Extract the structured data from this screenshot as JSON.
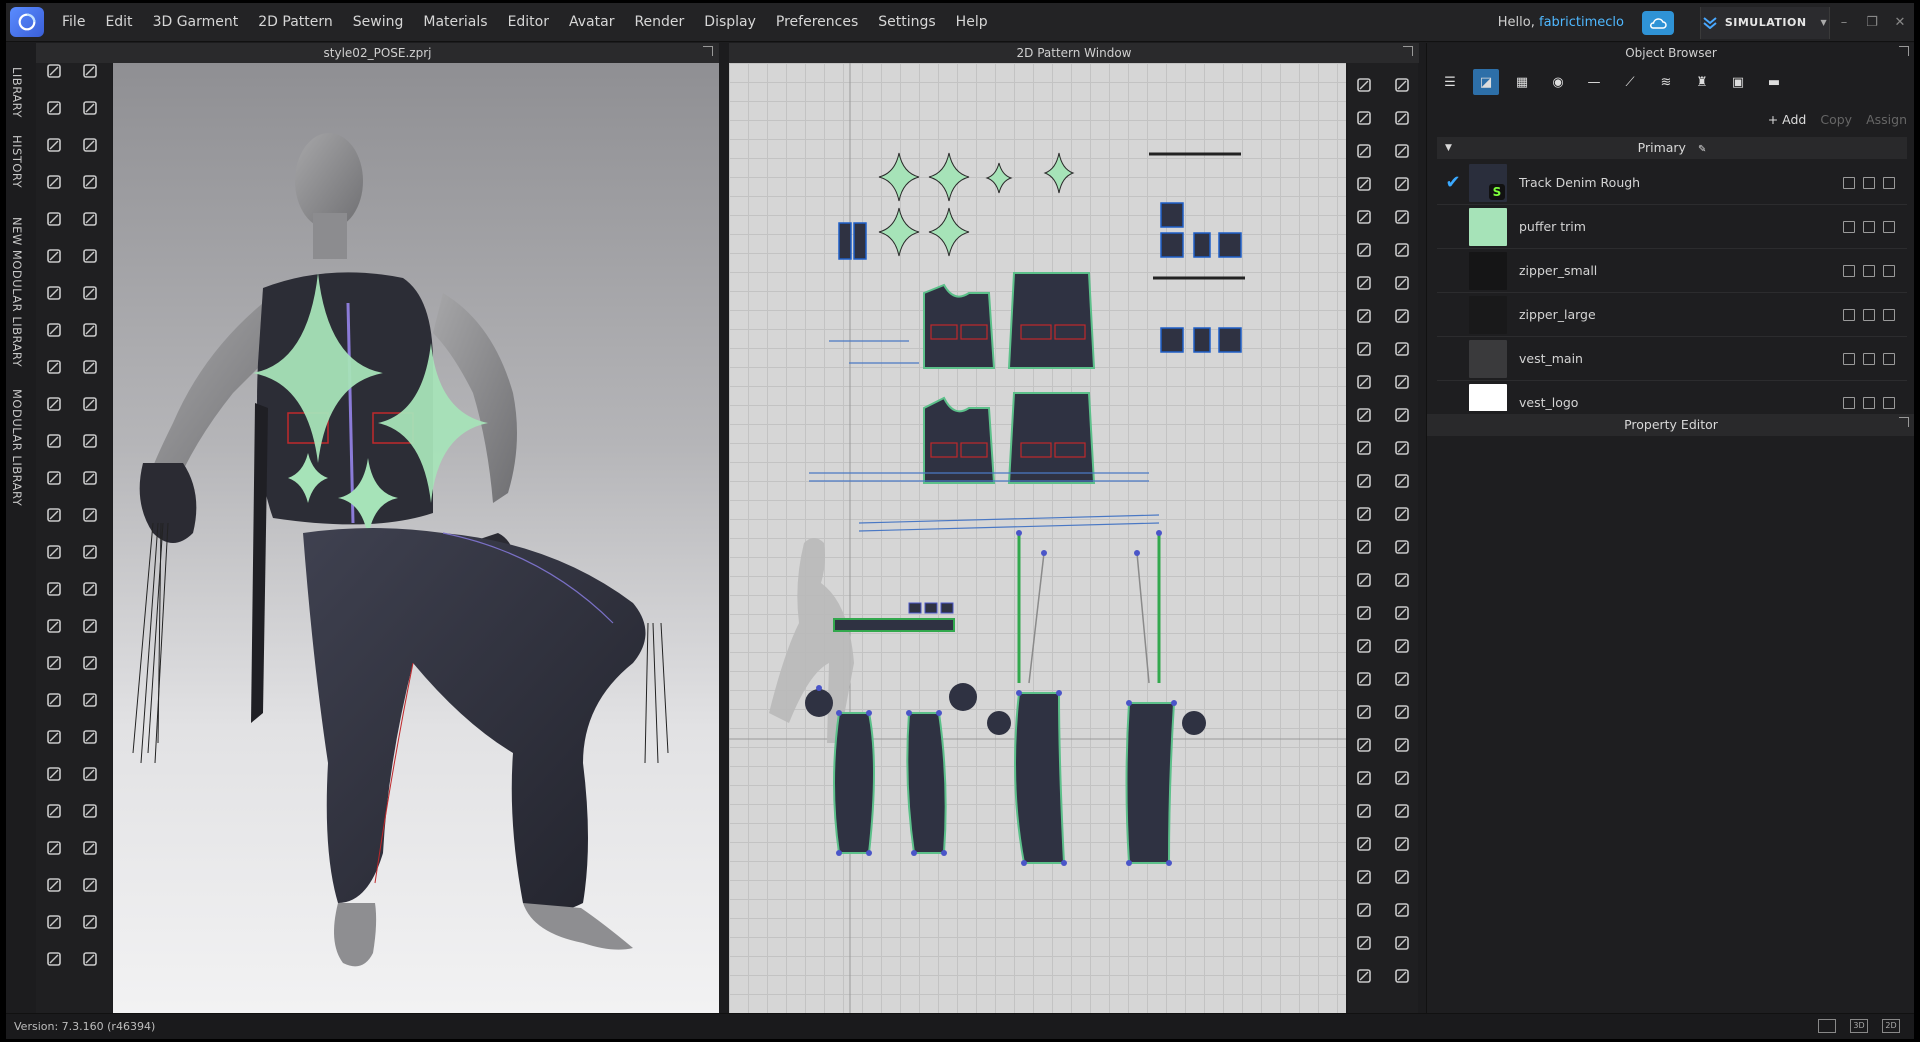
{
  "menu": [
    "File",
    "Edit",
    "3D Garment",
    "2D Pattern",
    "Sewing",
    "Materials",
    "Editor",
    "Avatar",
    "Render",
    "Display",
    "Preferences",
    "Settings",
    "Help"
  ],
  "user": {
    "greeting": "Hello,",
    "name": "fabrictimeclo"
  },
  "mode_button": "SIMULATION",
  "side_tabs": [
    "LIBRARY",
    "HISTORY",
    "NEW MODULAR LIBRARY",
    "MODULAR LIBRARY"
  ],
  "view3d": {
    "title": "style02_POSE.zprj"
  },
  "view2d": {
    "title": "2D Pattern Window"
  },
  "object_browser": {
    "title": "Object Browser",
    "add_label": "+ Add",
    "copy_label": "Copy",
    "assign_label": "Assign",
    "group_label": "Primary",
    "materials": [
      {
        "name": "Track Denim Rough",
        "color": "#2a2e3c",
        "checked": true,
        "badge": "S"
      },
      {
        "name": "puffer trim",
        "color": "#a6e3b8",
        "checked": false
      },
      {
        "name": "zipper_small",
        "color": "#151516",
        "checked": false
      },
      {
        "name": "zipper_large",
        "color": "#19191a",
        "checked": false
      },
      {
        "name": "vest_main",
        "color": "#3a3a3c",
        "checked": false
      },
      {
        "name": "vest_logo",
        "color": "#ffffff",
        "checked": false
      }
    ]
  },
  "property_editor": {
    "title": "Property Editor"
  },
  "status": {
    "version": "Version: 7.3.160 (r46394)",
    "view_labels": [
      "3D",
      "2D"
    ]
  },
  "colors": {
    "accent": "#3aa9ff",
    "trim": "#a6e3b8",
    "denim": "#2f3242",
    "stitch": "#c0292c"
  }
}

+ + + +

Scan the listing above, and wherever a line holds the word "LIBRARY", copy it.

■ **Answer area**
    "LIBRARY",
    "NEW MODULAR LIBRARY",
    "MODULAR LIBRARY"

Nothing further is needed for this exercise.